  • … it wouldn’t have been a heavy issue if these greedy service provider have done their job to give the right service to its netizens… their focus is more on the gains as there are not much competitors who can balance the actual cost… what is most appalling is they only started to upgrade the internet speed, alrhough still slow as of present, when our President Mayor declared he is going to allow other foreign investors to come in.
    … i’m still looking forward to ISPs promise that there will be positive changes in their services this year… if they can’t do it for the next 6 months i wish other new investors can provide us what we need.

  • over subscribed na mga broadband channels.dami na gumagamit ng bandwith kaya bumabagal na yung internet.yung latest acquisition ng 700 mhz band ng ating TELCOS from SMB,makatulong sana para madeclogged yung ibang bandwith sana kung workable din yung BPL(broadband over power line).eutilize yung ac line pra maging medium pra lahat ng bahay na may kuryente may option na makabitan ng internet,para sabay nrin yung billing ng koryente at internet. more in technical ksi yung problema at proper management ng broadbands.

  • One quick solution maybe the government should have its own no-nonsense broadband connection service na hindi sina-salbahe as in ZTE deal, at para ung malaking bandwidth load allocation ng government mapunta sa public. that may be possible now under Pres.

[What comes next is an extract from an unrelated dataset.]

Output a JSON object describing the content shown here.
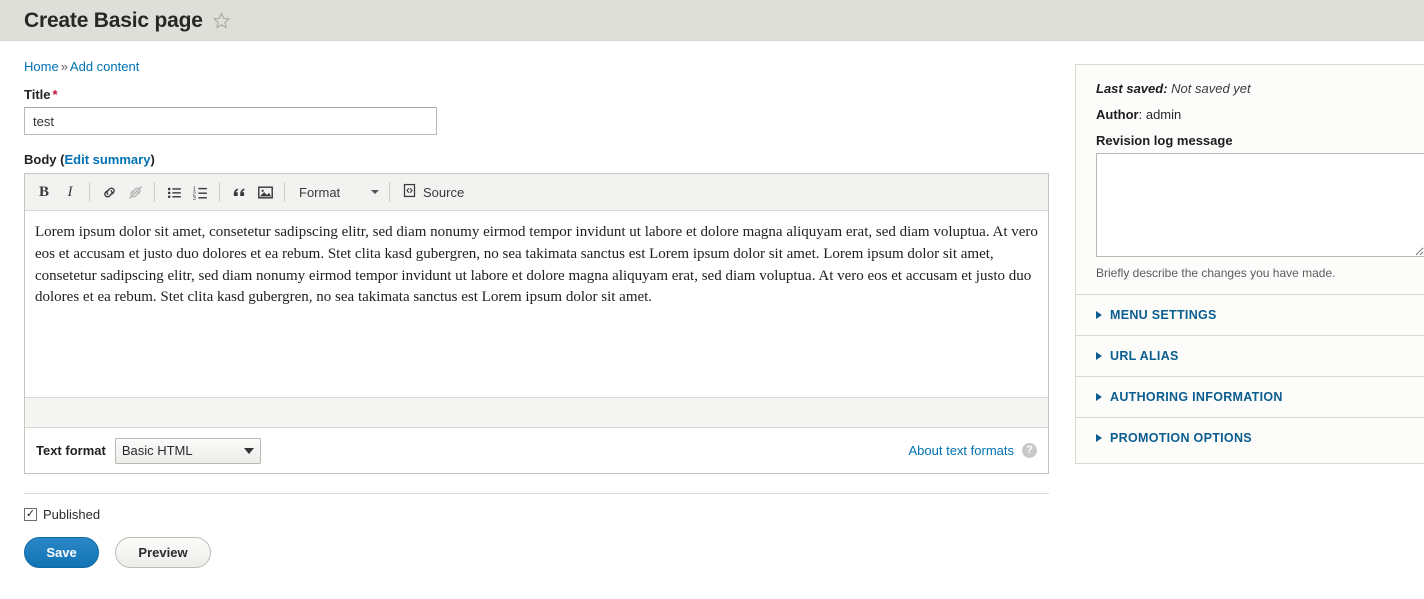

Duterte. the local governments also could have their own uniformly thru the DILG.